1 teaspoon almond (or vanilla) extract. 

1. Beat all the ingredient together in a shallow bowl (or whatever you have) 
2. Heat up a pan on medium-highish heat, grease with LOTS of butter
3. Dip each side of the bread into egg mixture, cook both sides until golden-y brown. 



Thursday, November 11, 2010

Slightly Sparkly, Somewhat Spicy Cookies



So I'm determined to change some people's minds about spicy + chocolate. This is a concept that pretty well developed in the food world, but completely weird to most people I've met. Okay, so maybe a chocolate malt with Sriracha in it wasn't the best introduction. But these cookies are. These were pretty much the first thing I baked with cayenne and chocolate in it, and I must say, I'm totally addicted to the combination. 
I...made a mess. 

In my opinion, the darker cocoa you can get, the better (Hershey's Special Dark is great, but I didn't have any) and you can vary the amount of cayenne pepper for a milder cookie, or one with more heat. I wish I had added more. Also a bit irritated with myself for forgetting to grab some pepper from the cafeteria. Don't leave it out if you can help it, it really adds something. 
So delicious. A bit labor intensive, yes, but everyone will love you. 

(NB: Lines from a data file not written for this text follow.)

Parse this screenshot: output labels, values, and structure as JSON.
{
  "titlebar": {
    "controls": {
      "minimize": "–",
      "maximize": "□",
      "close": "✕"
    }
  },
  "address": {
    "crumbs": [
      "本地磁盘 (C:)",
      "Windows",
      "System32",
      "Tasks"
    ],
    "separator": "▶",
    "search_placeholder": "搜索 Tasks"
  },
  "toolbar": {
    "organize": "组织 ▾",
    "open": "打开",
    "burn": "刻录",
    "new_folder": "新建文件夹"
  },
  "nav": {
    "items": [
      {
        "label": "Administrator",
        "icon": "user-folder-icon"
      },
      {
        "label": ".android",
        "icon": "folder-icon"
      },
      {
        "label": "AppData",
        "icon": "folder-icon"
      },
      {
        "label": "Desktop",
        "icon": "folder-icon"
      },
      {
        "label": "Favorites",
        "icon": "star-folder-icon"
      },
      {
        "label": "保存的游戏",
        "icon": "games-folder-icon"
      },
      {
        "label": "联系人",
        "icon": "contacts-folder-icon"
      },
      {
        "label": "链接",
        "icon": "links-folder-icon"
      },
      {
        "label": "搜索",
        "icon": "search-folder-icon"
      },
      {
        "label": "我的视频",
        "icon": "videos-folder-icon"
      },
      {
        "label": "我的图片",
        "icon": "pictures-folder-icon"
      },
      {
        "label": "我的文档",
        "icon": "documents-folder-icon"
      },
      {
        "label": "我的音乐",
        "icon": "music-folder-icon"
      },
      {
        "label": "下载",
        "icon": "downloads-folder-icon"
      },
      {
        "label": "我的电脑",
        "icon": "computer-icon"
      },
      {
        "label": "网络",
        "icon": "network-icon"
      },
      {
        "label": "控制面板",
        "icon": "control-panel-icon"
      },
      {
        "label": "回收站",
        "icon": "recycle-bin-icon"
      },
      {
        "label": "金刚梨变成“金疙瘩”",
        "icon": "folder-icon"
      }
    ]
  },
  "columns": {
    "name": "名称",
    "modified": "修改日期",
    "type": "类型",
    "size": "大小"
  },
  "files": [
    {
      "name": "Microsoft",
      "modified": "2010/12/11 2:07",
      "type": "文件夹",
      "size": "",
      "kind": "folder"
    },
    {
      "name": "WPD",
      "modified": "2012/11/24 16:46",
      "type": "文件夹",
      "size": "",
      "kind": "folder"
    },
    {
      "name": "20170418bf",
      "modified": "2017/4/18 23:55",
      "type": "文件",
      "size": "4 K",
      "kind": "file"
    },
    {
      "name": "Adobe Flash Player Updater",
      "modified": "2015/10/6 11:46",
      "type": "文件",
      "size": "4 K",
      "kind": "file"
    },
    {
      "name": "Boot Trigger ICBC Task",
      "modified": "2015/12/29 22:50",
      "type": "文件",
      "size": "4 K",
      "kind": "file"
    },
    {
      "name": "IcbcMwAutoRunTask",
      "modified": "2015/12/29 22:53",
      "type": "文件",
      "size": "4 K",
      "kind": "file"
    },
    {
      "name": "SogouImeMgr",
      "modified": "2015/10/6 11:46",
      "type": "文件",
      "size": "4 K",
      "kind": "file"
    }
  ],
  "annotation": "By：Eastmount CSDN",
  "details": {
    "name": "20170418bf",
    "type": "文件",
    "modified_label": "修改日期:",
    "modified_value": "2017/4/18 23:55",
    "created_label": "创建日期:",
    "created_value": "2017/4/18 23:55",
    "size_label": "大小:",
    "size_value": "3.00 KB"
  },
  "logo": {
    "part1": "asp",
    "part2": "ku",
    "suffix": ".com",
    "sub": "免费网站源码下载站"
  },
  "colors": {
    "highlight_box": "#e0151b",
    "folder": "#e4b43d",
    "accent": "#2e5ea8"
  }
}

Recipe courtesy of Under The High Chair

Mayan Chocolate Sparklers
Topping:
½ cup granulated sugar 
1 tsp ground cinnamon 
Cookies:
¾ cup vegetable shortening 
½ cup unsalted butter, softened 
¾ cup granulated sugar 
¾ cup brown sugar, packed 
2 large eggs 
1 tsp pure vanilla extract 
1 ¾ cups all-purpose flour 
1 ¼ cups cocoa powder 
1 tbsp ground cinnamon 
2 tsp baking soda 
¼ tsp salt 
¼ tsp ground black pepper 
1 pinch ground cayenne pepper 
1 cup semi-sweet chocolate chips 
Preparation:
Preheat oven to 350ยบF . Line cookie sheets with parchment paper.
Topping:
Combine sugar and cinnamon for topping.

Cookies:
Beat shortening, butter, sugars
 and vanilla until creamy. Beat in eggs, one at a time. 
Sift together flour, cocoa, cinnamon and baking soda. Stir in black pepper, salt, and cayenne pepper. 
Gradually add dry ingredients to butter mixture, beating after each addition. Stir in chocolate chips.

Roll in 1” balls, don’t flatten. Roll into cinnamon and sugar topping. Place on prepared cookie sheets, about 2” apart.
Bake 7-10 minutes. Cookies should still be soft in center. Let cool on baking sheet for 3-5 minutes. Remove, cool on wire rack.


Introductions

Hi there, I'm Rebecca. Baking and cooking have been major parts of my life for as long as I can remember. Now, as a freshman in college, it's gotten considerably more difficult to exercise my culinary (and gastronomic) skills. I mean, who wants to cook in these conditions? 
There's no counter space whatsoever! 

I had almost resigned myself to a life without baking, when I realized that wasn't going to be possible for me to lose such an integral part of my life. Yes, working conditions weren't ideal, but when there's a will, there's a way! So I gathered up some supplies, started small, and got cooking (no pun intended...well, maybe only slightly...). But if you care to join me, I'll be chronicling the joys and hardships of cooking in a ridiculously small dorm kitchen and making some awesome food way beyond ramen and pre-packaged cookie dough.